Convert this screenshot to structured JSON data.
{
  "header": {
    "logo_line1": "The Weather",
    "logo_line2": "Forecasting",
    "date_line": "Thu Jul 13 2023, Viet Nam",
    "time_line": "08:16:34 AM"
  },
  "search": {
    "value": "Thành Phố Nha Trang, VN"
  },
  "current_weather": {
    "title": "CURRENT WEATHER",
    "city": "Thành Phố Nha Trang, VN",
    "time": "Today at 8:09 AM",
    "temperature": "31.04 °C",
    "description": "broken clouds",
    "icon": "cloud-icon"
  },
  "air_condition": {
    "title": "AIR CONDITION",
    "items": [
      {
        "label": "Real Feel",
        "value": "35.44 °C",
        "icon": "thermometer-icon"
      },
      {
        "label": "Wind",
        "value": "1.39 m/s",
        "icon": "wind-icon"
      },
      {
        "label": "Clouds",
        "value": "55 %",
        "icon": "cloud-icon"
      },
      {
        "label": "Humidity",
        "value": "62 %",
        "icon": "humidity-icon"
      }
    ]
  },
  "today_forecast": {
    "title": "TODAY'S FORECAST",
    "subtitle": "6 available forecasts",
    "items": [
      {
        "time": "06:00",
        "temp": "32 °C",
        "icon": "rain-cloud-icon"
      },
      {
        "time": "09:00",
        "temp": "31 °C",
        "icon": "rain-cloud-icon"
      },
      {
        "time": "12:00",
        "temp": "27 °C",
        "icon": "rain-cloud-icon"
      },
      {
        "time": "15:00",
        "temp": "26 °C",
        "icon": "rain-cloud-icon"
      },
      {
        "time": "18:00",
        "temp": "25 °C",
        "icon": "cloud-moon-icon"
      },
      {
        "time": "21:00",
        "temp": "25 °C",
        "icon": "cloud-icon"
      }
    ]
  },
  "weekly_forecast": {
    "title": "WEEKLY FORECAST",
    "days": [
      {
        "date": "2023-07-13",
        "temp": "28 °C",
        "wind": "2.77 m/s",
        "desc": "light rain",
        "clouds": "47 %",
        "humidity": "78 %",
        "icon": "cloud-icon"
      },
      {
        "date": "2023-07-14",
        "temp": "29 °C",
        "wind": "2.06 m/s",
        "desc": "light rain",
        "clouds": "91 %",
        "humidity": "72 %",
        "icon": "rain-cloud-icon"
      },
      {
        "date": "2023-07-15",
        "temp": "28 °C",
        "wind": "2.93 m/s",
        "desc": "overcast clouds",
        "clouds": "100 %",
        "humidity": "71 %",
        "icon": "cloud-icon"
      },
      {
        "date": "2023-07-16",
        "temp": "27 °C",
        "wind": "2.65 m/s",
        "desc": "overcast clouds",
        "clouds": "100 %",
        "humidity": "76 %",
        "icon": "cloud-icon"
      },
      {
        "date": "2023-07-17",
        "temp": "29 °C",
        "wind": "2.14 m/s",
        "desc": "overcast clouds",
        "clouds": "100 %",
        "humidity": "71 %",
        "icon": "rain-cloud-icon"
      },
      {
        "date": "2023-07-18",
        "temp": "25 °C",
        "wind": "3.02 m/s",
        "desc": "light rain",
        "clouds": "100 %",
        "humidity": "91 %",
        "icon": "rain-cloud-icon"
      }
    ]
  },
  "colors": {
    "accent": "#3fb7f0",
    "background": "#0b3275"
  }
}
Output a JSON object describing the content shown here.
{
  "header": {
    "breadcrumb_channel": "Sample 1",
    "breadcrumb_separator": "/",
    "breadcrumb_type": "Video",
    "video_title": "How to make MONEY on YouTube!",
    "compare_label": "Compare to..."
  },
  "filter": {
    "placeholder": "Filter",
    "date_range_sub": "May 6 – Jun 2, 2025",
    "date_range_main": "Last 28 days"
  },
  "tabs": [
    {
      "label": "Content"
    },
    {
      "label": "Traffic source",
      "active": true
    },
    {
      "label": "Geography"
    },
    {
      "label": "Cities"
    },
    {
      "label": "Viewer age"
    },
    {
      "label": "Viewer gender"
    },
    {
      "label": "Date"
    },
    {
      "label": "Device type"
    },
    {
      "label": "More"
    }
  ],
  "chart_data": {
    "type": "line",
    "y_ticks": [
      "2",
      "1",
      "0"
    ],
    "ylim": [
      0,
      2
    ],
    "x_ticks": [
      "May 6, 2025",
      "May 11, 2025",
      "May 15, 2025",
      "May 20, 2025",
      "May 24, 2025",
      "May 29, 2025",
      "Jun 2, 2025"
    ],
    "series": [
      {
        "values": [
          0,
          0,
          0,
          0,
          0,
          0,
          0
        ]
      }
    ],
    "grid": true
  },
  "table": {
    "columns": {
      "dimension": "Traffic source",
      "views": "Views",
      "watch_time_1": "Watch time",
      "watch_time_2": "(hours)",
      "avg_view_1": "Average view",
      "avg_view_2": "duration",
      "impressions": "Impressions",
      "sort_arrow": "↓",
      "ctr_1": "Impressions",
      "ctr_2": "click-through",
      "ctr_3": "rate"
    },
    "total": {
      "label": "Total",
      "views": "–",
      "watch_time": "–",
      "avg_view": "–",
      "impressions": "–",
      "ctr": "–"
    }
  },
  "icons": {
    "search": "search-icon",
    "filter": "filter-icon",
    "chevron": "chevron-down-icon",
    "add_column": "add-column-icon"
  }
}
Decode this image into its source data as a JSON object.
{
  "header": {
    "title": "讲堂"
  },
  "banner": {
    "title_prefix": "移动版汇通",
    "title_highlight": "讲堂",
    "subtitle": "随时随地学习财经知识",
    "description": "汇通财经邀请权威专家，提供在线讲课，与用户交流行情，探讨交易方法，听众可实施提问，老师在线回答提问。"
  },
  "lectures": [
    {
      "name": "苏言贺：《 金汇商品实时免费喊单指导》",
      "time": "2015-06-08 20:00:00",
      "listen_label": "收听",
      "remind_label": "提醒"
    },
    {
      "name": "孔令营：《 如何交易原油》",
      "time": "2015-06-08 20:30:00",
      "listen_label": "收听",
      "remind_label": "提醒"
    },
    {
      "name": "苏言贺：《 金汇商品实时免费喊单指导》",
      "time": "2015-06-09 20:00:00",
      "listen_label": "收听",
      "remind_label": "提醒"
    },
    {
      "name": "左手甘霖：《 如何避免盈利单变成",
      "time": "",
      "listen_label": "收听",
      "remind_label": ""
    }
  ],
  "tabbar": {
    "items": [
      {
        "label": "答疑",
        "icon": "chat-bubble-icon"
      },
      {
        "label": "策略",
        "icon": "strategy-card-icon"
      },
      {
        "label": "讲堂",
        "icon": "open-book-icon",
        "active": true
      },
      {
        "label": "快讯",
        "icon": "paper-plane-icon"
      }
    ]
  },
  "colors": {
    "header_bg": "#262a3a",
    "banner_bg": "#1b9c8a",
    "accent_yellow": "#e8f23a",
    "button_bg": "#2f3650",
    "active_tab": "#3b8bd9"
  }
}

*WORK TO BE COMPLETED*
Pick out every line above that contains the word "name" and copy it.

*REPLY TO THE EXERCISE*
      "name": "苏言贺：《 金汇商品实时免费喊单指导》",
      "name": "孔令营：《 如何交易原油》",
      "name": "苏言贺：《 金汇商品实时免费喊单指导》",
      "name": "左手甘霖：《 如何避免盈利单变成",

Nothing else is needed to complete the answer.